I laughed along with him. Yeah, maybe being a little bit different wasn’t so bad after all. But not goat’s piss different. Or Life and Beyond Partners different, for that matter.

“Do you want to go for a pint of weak-willed warm beer and a really authentic English curry?” he whispered, just as poor Ember was doused in well water and her parents pledged her to a life of abject abnormality.

“Last one past Hecate’s Wheel has to drink the goat’s piss before we leave!” I yelled, throwing caution and my fuschia blouse to the winds.

Ember will thank me for expressing my womanly strength when she’s older.



I loved the way she said “balloon”. She said it as if she were blowing bubbles.

I had been infatuated with her since I was seven years old, from the first moment I saw her dance into the playground as if she had wings. She seemed to hover above the asphalt, a radiance in her smile and warmth in her eyes as if she was merely waiting for all the joys that the world was sure to bring her.
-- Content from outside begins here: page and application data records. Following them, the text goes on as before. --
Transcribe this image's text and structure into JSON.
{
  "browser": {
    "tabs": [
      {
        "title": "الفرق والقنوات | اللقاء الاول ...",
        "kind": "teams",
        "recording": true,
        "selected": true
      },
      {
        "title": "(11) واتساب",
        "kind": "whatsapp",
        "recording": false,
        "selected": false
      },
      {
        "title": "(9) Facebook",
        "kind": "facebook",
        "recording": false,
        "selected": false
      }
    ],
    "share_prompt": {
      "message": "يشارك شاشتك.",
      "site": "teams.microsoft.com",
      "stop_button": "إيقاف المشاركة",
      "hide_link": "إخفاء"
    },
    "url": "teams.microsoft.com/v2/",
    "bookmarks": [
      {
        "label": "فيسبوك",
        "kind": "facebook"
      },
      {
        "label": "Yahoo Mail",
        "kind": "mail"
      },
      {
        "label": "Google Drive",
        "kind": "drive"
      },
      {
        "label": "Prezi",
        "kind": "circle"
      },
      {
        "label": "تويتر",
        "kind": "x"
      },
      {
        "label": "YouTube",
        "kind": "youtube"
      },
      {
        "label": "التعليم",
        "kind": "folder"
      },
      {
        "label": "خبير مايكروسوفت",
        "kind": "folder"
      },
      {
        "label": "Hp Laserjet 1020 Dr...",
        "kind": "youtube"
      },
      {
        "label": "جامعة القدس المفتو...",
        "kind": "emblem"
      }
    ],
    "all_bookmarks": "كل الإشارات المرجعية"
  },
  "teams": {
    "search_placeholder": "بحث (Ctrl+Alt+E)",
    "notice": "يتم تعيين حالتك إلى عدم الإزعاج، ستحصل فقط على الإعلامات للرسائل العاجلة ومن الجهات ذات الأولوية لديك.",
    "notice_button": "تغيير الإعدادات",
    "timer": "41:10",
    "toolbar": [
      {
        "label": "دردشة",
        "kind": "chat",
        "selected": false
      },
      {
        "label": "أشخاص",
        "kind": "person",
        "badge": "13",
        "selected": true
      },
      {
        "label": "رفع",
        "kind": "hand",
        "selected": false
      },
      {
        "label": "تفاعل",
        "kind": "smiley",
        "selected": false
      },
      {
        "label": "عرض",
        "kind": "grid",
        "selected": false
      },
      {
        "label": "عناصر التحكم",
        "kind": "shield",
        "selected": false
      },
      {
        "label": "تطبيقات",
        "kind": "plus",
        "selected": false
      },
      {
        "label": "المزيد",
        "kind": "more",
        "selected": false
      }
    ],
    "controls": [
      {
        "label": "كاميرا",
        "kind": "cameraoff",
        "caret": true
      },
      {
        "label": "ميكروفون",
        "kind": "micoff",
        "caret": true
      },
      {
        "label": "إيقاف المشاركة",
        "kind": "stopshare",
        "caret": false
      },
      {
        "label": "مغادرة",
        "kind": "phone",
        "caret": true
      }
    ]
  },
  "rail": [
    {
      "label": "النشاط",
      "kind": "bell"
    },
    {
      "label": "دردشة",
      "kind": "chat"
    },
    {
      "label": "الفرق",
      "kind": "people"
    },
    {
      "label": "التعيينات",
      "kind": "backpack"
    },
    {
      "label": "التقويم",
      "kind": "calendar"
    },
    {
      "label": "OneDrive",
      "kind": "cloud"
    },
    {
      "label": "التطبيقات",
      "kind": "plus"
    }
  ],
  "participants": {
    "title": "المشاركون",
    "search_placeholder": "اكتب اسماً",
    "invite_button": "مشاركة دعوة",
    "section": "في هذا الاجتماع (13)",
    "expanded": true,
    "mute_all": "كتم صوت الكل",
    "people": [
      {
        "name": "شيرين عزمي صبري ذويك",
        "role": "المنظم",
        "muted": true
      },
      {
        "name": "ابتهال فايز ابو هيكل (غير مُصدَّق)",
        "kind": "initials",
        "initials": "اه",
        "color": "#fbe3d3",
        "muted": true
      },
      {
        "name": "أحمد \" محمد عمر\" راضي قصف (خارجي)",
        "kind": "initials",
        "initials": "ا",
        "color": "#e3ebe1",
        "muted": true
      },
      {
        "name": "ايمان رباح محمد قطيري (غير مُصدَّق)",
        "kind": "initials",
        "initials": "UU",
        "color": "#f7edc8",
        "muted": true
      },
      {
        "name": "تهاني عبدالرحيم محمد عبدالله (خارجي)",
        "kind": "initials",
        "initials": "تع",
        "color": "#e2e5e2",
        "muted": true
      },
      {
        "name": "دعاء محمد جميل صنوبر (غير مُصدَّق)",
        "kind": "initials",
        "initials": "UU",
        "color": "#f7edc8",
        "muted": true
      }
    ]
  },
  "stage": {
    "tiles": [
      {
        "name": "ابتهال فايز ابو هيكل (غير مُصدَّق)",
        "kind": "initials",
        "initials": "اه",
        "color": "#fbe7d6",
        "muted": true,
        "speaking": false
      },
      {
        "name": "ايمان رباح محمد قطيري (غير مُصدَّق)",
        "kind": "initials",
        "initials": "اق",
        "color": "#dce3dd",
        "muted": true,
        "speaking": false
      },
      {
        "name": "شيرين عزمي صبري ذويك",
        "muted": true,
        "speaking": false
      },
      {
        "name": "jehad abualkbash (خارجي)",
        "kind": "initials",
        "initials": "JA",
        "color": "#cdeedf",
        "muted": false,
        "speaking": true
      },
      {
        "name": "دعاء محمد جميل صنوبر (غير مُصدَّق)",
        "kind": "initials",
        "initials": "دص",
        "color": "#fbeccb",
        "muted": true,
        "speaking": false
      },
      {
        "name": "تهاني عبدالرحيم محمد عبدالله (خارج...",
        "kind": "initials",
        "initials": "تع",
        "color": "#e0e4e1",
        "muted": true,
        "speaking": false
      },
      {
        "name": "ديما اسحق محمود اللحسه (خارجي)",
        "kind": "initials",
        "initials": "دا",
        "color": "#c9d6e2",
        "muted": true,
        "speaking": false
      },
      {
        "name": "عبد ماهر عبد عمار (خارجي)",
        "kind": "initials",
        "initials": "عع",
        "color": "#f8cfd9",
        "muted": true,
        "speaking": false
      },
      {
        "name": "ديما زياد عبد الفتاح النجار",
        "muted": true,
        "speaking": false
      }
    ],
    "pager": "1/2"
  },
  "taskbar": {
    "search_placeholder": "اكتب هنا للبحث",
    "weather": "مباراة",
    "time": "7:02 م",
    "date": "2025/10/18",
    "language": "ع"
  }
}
As for me, I was a surly little girl at that point, or so my teachers used to say. I was often to be found in the darkest corner of the playground, hidden in the shadows of the chimney stacks rising like sentries from the factory roof next door. I pressed myself so closely to the depths of the gloom that my cardigan and skirt would be smudged with the soot that clung to the walls. I was an observer, a collector of moments that I would hoard jealously to myself and  recreate furiously in my notebooks as soon as I got home.

Maddie, oh Maddie. She was the light of my life for thirteen years. Unlucky for some, for her, most people thought, as her light infused me with joy and my darkness forced her to deal with practicalities of life. To everyone else, she lost some of her vivacity, her enthusiasm for the world, but to me, when we were on our own, she shimmered like heat haze on the horizon.

The plane was two hours late. I had shuffled in my seat, crossed and uncrossed my legs, picked at a hangnail until it bled. ‘Come to me, Maddie’ the words had reeled endlessly in a constant circle of unrelenting obsession, as if I could will the plane to pick up speed, to land in my lap and deposit my desire right here, right now.

The stain on the wall is all that remains. I go back there sometimes, to the playground, to my past, to Maddie. If I run my fingers over the bricks, pockmarked with age and beaten and crumbled with wind and rain, I can almost feel her gripping my hand in glee as we daubed the wall with bitumen from the caretaker’s stores.

“Maddie ❤️ Rosie”

It was still there, all these years later.

All these years after the plane never landed, all these years after my own heart shattered into a million tiny fragments and I closed my notebooks forever.

You see, Maddie did love me. It hadn’t been a one way street.

Even if her flight never returned her to me, my love for her had been returned a thousand-fold.